WORK INSTRUCTIONS: Each record, exactly as written, should be printed again.

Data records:

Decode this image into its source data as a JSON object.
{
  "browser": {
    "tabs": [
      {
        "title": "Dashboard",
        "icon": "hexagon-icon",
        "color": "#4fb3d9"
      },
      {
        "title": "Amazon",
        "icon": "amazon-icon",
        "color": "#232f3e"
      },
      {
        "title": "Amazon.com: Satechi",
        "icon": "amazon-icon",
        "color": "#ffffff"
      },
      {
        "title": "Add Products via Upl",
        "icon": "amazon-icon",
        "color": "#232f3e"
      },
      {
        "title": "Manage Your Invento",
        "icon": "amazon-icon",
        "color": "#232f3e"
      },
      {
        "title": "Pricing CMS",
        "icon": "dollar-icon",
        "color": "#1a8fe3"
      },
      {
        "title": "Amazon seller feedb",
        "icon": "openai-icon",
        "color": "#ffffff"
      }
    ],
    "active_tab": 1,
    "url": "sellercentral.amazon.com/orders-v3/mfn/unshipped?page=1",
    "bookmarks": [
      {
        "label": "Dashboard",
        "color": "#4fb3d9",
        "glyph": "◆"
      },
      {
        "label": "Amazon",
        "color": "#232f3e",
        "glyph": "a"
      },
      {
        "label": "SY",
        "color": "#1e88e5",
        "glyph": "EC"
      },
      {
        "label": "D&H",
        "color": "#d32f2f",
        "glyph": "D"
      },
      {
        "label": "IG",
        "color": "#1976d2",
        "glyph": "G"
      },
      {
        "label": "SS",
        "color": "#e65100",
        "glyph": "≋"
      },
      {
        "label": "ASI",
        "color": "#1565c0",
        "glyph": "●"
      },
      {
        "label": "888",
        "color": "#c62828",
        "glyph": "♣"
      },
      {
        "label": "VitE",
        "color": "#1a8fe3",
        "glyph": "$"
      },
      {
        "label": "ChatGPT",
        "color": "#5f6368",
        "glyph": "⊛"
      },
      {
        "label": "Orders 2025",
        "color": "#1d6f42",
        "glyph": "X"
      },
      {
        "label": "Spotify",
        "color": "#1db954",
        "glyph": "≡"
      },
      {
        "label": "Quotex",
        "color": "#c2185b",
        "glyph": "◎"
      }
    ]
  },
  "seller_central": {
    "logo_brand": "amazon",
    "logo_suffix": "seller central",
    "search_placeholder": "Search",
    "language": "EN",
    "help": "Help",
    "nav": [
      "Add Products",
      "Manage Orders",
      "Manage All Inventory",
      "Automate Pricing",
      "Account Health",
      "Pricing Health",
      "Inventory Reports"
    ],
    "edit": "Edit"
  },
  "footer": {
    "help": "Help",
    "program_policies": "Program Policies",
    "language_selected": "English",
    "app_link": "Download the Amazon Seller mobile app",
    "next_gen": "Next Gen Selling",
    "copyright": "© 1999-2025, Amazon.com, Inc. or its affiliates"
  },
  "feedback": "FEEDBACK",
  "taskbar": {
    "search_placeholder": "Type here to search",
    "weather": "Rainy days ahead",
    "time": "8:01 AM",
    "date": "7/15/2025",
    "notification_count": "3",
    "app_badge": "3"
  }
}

EXERCISE OUTPUT:
Decode this image into its source data as a JSON object.
{
  "browser": {
    "tabs": [
      {
        "title": "Dashboard",
        "icon": "hexagon-icon",
        "color": "#4fb3d9"
      },
      {
        "title": "Amazon",
        "icon": "amazon-icon",
        "color": "#232f3e"
      },
      {
        "title": "Amazon.com: Satechi",
        "icon": "amazon-icon",
        "color": "#ffffff"
      },
      {
        "title": "Add Products via Upl",
        "icon": "amazon-icon",
        "color": "#232f3e"
      },
      {
        "title": "Manage Your Invento",
        "icon": "amazon-icon",
        "color": "#232f3e"
      },
      {
        "title": "Pricing CMS",
        "icon": "dollar-icon",
        "color": "#1a8fe3"
      },
      {
        "title": "Amazon seller feedb",
        "icon": "openai-icon",
        "color": "#ffffff"
      }
    ],
    "active_tab": 1,
    "url": "sellercentral.amazon.com/orders-v3/mfn/unshipped?page=1",
    "bookmarks": [
      {
        "label": "Dashboard",
        "color": "#4fb3d9",
        "glyph": "◆"
      },
      {
        "label": "Amazon",
        "color": "#232f3e",
        "glyph": "a"
      },
      {
        "label": "SY",
        "color": "#1e88e5",
        "glyph": "EC"
      },
      {
        "label": "D&H",
        "color": "#d32f2f",
        "glyph": "D"
      },
      {
        "label": "IG",
        "color": "#1976d2",
        "glyph": "G"
      },
      {
        "label": "SS",
        "color": "#e65100",
        "glyph": "≋"
      },
      {
        "label": "ASI",
        "color": "#1565c0",
        "glyph": "●"
      },
      {
        "label": "888",
        "color": "#c62828",
        "glyph": "♣"
      },
      {
        "label": "VitE",
        "color": "#1a8fe3",
        "glyph": "$"
      },
      {
        "label": "ChatGPT",
        "color": "#5f6368",
        "glyph": "⊛"
      },
      {
        "label": "Orders 2025",
        "color": "#1d6f42",
        "glyph": "X"
      },
      {
        "label": "Spotify",
        "color": "#1db954",
        "glyph": "≡"
      },
      {
        "label": "Quotex",
        "color": "#c2185b",
        "glyph": "◎"
      }
    ]
  },
  "seller_central": {
    "logo_brand": "amazon",
    "logo_suffix": "seller central",
    "search_placeholder": "Search",
    "language": "EN",
    "help": "Help",
    "nav": [
      "Add Products",
      "Manage Orders",
      "Manage All Inventory",
      "Automate Pricing",
      "Account Health",
      "Pricing Health",
      "Inventory Reports"
    ],
    "edit": "Edit"
  },
  "footer": {
    "help": "Help",
    "program_policies": "Program Policies",
    "language_selected": "English",
    "app_link": "Download the Amazon Seller mobile app",
    "next_gen": "Next Gen Selling",
    "copyright": "© 1999-2025, Amazon.com, Inc. or its affiliates"
  },
  "feedback": "FEEDBACK",
  "taskbar": {
    "search_placeholder": "Type here to search",
    "weather": "Rainy days ahead",
    "time": "8:01 AM",
    "date": "7/15/2025",
    "notification_count": "3",
    "app_badge": "3"
  }
}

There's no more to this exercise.